A single number is required: the count of lines in the following entries that include the word "exist".
+--
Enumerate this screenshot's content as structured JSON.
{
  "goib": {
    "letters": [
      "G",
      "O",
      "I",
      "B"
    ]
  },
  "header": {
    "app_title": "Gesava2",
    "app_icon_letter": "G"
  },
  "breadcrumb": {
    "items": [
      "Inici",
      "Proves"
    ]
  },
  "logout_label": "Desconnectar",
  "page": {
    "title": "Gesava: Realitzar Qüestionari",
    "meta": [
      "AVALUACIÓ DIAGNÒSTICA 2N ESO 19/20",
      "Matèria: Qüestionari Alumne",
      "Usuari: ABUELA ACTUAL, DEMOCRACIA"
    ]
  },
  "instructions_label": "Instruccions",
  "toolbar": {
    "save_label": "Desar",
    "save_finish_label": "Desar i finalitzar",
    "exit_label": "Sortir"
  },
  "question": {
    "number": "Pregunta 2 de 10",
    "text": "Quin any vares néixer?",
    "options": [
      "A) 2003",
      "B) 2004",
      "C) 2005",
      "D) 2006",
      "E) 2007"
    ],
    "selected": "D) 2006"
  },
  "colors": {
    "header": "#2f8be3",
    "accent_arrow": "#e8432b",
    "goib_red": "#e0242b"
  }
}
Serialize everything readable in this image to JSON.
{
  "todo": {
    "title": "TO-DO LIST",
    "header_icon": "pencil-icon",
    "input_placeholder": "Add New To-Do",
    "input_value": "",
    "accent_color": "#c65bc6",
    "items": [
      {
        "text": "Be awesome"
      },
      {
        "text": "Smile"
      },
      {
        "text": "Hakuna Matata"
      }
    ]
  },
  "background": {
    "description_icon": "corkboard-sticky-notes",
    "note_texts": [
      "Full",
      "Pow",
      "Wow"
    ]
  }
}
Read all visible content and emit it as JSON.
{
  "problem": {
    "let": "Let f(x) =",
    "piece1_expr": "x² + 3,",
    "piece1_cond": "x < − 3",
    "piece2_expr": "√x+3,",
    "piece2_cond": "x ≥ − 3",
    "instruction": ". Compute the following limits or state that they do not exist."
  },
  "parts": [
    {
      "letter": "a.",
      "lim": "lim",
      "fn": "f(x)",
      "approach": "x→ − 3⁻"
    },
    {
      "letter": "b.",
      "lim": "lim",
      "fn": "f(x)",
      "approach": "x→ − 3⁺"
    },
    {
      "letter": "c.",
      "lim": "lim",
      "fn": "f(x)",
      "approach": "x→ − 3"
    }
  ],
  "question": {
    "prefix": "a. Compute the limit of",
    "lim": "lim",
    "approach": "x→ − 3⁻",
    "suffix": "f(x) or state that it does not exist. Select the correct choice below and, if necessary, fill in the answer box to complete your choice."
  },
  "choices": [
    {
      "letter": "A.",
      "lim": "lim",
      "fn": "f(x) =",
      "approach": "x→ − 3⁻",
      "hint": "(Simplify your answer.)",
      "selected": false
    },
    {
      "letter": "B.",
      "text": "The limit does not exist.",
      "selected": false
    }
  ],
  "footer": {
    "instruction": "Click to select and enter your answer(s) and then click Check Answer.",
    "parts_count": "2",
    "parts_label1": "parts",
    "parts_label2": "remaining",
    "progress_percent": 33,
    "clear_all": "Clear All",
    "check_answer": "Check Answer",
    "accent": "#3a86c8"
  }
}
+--
**ANSWER FOR THIS EXERCISE:** 3